The accordionโ€™s trademark sound is produced by tapping its keys while simultaneously working the bellows.

Types of Accordion

  • Piano Accordions  - equipped with a keyboard similar to a piano. Compared to a regular piano keyboard, these black and white piano accordion keys are smaller and easier to press. To play a particular note you simply press the respective key associated with it.
  • Button Accordions - equipped with a group of buttons rather than the piano-styled keys of the piano accordion. Compared to piano accordions, button accordions play notes by pressing all of the buttons on that respective noteโ€™s row.
  • Diatonic Accordions  - also known as a melodeon, this is a type of button accordion on which the keyboard contains buttons that produce diatonic scale notes.
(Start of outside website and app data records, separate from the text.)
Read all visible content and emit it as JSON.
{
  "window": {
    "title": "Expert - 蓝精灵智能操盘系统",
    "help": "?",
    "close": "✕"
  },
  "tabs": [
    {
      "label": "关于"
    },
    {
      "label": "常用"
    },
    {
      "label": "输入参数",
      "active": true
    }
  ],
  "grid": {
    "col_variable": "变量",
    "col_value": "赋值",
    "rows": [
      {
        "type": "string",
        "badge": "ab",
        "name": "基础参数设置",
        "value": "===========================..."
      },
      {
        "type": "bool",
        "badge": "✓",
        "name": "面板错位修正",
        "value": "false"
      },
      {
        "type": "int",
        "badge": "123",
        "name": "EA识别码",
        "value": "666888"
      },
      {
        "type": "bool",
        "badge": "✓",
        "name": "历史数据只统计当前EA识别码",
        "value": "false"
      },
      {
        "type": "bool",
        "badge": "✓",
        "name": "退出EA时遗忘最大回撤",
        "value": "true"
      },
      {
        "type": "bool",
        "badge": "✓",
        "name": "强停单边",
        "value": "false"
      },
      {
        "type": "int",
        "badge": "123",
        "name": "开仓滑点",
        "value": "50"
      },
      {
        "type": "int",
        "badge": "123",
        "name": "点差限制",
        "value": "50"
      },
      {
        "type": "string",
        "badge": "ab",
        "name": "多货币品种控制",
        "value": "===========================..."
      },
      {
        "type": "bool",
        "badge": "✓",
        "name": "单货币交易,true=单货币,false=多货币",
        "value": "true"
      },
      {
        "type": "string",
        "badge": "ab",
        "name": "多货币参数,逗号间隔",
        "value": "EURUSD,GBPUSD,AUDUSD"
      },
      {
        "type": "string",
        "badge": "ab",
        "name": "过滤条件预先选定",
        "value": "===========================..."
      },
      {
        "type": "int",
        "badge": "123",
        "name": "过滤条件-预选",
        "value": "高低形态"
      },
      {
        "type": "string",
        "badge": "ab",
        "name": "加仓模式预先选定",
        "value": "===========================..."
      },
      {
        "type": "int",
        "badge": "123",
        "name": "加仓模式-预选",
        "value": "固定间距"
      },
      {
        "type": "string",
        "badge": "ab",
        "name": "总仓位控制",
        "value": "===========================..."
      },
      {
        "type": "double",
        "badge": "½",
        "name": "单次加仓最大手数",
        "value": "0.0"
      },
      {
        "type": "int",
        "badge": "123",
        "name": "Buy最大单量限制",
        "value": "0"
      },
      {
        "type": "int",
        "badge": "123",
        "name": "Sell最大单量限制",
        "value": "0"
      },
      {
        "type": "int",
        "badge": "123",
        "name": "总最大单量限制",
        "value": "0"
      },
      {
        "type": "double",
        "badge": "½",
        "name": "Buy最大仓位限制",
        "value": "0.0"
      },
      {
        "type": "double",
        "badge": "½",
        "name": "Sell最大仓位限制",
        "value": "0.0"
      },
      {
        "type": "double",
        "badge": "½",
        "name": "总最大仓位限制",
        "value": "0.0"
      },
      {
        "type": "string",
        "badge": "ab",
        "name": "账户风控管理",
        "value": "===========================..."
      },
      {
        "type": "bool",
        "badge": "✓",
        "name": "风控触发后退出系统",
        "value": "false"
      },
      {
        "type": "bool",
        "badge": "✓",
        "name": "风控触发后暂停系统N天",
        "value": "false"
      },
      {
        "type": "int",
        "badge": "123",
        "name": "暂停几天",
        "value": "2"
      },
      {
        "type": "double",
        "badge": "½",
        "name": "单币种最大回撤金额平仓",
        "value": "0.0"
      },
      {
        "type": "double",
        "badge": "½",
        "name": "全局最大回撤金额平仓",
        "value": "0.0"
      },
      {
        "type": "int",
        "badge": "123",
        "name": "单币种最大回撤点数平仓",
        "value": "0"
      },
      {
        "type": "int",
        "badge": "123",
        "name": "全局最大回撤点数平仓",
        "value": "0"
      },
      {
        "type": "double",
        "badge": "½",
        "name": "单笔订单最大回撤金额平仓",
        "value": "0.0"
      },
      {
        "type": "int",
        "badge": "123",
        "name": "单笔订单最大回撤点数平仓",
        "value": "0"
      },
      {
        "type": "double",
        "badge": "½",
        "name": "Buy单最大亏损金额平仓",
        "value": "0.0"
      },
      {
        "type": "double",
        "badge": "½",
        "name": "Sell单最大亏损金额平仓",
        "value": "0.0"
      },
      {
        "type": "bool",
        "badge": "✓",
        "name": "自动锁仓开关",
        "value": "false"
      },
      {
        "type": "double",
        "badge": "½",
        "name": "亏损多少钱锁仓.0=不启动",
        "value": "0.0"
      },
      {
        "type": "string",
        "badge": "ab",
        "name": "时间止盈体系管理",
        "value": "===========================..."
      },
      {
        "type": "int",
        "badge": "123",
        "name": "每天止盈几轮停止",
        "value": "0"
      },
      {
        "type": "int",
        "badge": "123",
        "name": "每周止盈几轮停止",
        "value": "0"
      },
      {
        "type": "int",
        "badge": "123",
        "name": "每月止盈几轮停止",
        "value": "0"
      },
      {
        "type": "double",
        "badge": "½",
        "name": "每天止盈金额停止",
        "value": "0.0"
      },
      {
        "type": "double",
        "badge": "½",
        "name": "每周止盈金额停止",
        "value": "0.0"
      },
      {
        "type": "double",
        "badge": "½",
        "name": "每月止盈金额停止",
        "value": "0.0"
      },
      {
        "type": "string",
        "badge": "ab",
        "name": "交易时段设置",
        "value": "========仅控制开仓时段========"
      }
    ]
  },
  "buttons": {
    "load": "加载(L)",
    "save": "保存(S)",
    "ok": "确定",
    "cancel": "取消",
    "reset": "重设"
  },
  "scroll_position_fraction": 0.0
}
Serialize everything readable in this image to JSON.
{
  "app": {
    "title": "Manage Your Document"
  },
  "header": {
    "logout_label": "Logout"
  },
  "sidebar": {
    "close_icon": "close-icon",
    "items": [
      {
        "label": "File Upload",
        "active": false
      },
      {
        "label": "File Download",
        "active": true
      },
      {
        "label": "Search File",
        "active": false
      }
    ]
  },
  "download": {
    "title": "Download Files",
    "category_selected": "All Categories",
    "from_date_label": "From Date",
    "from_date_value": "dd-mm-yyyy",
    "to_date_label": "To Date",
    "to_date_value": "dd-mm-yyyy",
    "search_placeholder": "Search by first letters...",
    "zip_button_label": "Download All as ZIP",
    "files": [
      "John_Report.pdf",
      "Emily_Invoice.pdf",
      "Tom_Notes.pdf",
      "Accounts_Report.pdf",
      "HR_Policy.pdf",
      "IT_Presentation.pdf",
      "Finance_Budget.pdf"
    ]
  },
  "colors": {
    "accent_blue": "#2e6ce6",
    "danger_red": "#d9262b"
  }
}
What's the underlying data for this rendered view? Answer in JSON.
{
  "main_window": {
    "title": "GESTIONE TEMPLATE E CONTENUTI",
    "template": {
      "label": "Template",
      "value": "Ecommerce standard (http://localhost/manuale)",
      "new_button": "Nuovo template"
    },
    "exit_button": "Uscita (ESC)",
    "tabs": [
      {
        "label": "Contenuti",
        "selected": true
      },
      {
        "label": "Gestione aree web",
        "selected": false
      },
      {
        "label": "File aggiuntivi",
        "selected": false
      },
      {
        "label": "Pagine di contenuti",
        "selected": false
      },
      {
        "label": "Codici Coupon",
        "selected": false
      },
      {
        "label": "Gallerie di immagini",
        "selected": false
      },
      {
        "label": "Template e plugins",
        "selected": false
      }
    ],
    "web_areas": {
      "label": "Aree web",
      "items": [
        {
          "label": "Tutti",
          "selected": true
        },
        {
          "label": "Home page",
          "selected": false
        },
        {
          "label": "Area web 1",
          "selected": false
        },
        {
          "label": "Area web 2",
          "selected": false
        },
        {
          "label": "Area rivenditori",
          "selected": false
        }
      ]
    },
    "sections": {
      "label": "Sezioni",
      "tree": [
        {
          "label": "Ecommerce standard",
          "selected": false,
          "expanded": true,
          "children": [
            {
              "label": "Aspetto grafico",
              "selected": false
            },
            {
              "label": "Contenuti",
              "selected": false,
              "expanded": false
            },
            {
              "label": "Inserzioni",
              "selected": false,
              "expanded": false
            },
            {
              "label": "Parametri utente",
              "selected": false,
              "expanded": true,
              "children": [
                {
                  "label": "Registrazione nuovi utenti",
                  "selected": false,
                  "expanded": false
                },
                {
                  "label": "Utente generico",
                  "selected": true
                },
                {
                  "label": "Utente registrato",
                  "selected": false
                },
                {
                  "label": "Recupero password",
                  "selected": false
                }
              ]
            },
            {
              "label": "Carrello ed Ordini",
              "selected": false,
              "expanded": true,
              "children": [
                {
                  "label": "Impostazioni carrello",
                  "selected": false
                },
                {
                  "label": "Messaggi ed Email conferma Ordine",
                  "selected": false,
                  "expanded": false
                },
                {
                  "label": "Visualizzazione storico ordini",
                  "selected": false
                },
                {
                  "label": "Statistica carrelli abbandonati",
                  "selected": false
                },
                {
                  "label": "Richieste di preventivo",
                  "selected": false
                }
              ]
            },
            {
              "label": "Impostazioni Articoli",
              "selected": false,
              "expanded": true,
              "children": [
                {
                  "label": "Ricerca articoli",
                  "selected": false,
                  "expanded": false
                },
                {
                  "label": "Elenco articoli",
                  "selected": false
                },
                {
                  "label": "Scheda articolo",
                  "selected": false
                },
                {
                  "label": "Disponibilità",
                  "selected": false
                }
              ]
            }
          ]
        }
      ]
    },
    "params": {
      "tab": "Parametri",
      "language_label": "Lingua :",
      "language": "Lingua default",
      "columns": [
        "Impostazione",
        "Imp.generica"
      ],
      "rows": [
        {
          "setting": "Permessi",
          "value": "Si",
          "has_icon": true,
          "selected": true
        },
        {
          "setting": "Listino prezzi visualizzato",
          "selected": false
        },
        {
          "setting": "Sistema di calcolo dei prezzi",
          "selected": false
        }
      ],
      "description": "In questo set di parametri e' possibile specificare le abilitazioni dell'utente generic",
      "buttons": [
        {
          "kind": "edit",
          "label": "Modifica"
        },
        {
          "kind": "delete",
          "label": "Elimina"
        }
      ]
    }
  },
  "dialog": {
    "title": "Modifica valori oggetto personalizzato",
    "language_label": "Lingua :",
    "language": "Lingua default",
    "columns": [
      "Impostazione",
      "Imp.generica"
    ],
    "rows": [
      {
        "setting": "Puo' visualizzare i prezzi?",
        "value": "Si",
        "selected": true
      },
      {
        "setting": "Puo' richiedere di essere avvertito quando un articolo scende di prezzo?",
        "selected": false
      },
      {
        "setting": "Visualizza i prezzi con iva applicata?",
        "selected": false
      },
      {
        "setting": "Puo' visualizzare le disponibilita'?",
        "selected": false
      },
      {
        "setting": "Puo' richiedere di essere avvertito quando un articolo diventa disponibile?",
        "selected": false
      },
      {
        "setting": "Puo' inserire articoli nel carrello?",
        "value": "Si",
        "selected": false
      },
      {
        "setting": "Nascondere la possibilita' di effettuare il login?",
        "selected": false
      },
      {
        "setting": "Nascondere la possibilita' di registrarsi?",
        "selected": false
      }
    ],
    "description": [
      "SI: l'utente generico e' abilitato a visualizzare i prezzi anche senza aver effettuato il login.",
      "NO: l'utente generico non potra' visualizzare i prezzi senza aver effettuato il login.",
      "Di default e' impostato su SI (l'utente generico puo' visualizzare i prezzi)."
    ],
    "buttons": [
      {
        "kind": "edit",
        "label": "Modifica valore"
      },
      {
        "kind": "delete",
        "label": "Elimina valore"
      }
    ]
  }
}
This type of accordion is popular in many European countries.
  • Chromatic Accordions - a type of button accordion whose rows of buttons are arranged chromatically.
  • Concertinas โ€“ are bellow-driven musical instruments similar to accordions. A concertinaโ€™s buttons, however, are located on the sides of the bellows, which is where concertina players hold their hands.

Which accordion should I buy?

It will depend on the sound youโ€™re looking for. If you are interested in playing music similar to jazz or rock and roll, youโ€™re likely to want a piano accordion, while chromatic accordions are fitting for more classical pieces.

  • With diatonic accordions, you will get a different note when you expand the bellows, compared to when you squeeze them. 
  • Chromatic accordions are not affected by this, as its reeds are all tuned to the same note.
  • Piano accordions are harder to play if you are not used to the piano keyboard. Compared to button accordions, piano accordions are usually louder. 
  • Button accordions are most commonly used in folk music.